◆ **REQUIRED WORK**
Search the entries for the word "Sonja". Copy each line in which it is found.

[Opening EXTRACTED MATERIAL section]

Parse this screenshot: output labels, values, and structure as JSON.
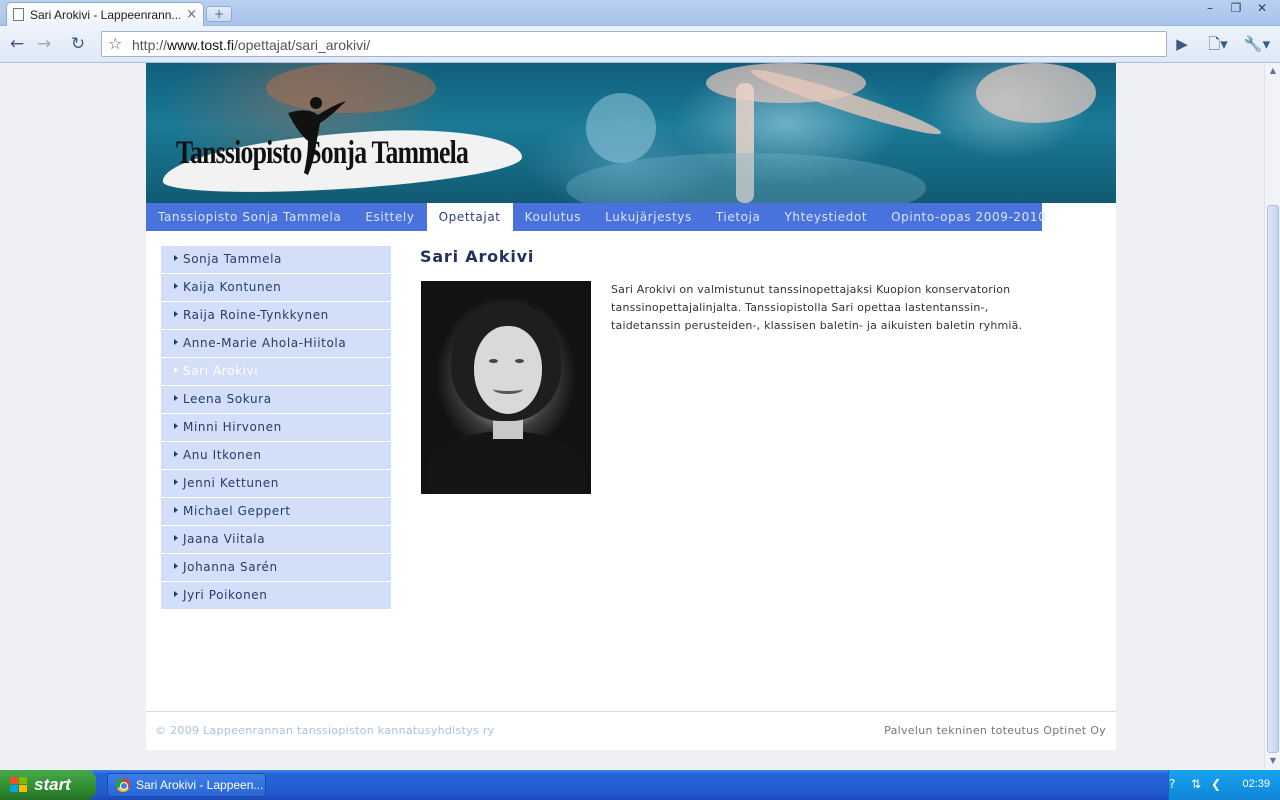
{
  "browser": {
    "tab_title": "Sari Arokivi - Lappeenrann...",
    "tab_close": "×",
    "new_tab": "+",
    "url_prefix": "http://",
    "url_domain": "www.tost.fi",
    "url_path": "/opettajat/sari_arokivi/",
    "window_buttons": [
      "–",
      "❐",
      "✕"
    ]
  },
  "site": {
    "logo_text": "Tanssiopisto   Sonja Tammela",
    "menu": [
      {
        "label": "Tanssiopisto Sonja Tammela",
        "active": false
      },
      {
        "label": "Esittely",
        "active": false
      },
      {
        "label": "Opettajat",
        "active": true
      },
      {
        "label": "Koulutus",
        "active": false
      },
      {
        "label": "Lukujärjestys",
        "active": false
      },
      {
        "label": "Tietoja",
        "active": false
      },
      {
        "label": "Yhteystiedot",
        "active": false
      },
      {
        "label": "Opinto-opas 2009-2010",
        "active": false
      }
    ],
    "teachers": [
      {
        "label": "Sonja Tammela",
        "active": false
      },
      {
        "label": "Kaija Kontunen",
        "active": false
      },
      {
        "label": "Raija Roine-Tynkkynen",
        "active": false
      },
      {
        "label": "Anne-Marie Ahola-Hiitola",
        "active": false
      },
      {
        "label": "Sari Arokivi",
        "active": true
      },
      {
        "label": "Leena Sokura",
        "active": false
      },
      {
        "label": "Minni Hirvonen",
        "active": false
      },
      {
        "label": "Anu Itkonen",
        "active": false
      },
      {
        "label": "Jenni Kettunen",
        "active": false
      },
      {
        "label": "Michael Geppert",
        "active": false
      },
      {
        "label": "Jaana Viitala",
        "active": false
      },
      {
        "label": "Johanna Sarén",
        "active": false
      },
      {
        "label": "Jyri Poikonen",
        "active": false
      }
    ],
    "content": {
      "title": "Sari Arokivi",
      "body": "Sari Arokivi on valmistunut tanssinopettajaksi Kuopion konservatorion tanssinopettajalinjalta. Tanssiopistolla Sari opettaa lastentanssin-, taidetanssin perusteiden-, klassisen baletin- ja aikuisten baletin ryhmiä."
    },
    "footer": {
      "left": "© 2009 Lappeenrannan tanssiopiston kannatusyhdistys ry",
      "right": "Palvelun tekninen toteutus Optinet Oy"
    }
  },
  "taskbar": {
    "start_label": "start",
    "task_label": "Sari Arokivi - Lappeen...",
    "clock": "02:39"
  },
  "colors": {
    "menu_bg": "#4a72dc",
    "sidenav_bg": "#d3def8",
    "title_color": "#24315e"
  }
}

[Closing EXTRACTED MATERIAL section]

◆ **TASK ANSWER**
    "logo_text": "Tanssiopisto   Sonja Tammela",
        "label": "Tanssiopisto Sonja Tammela",
        "label": "Sonja Tammela",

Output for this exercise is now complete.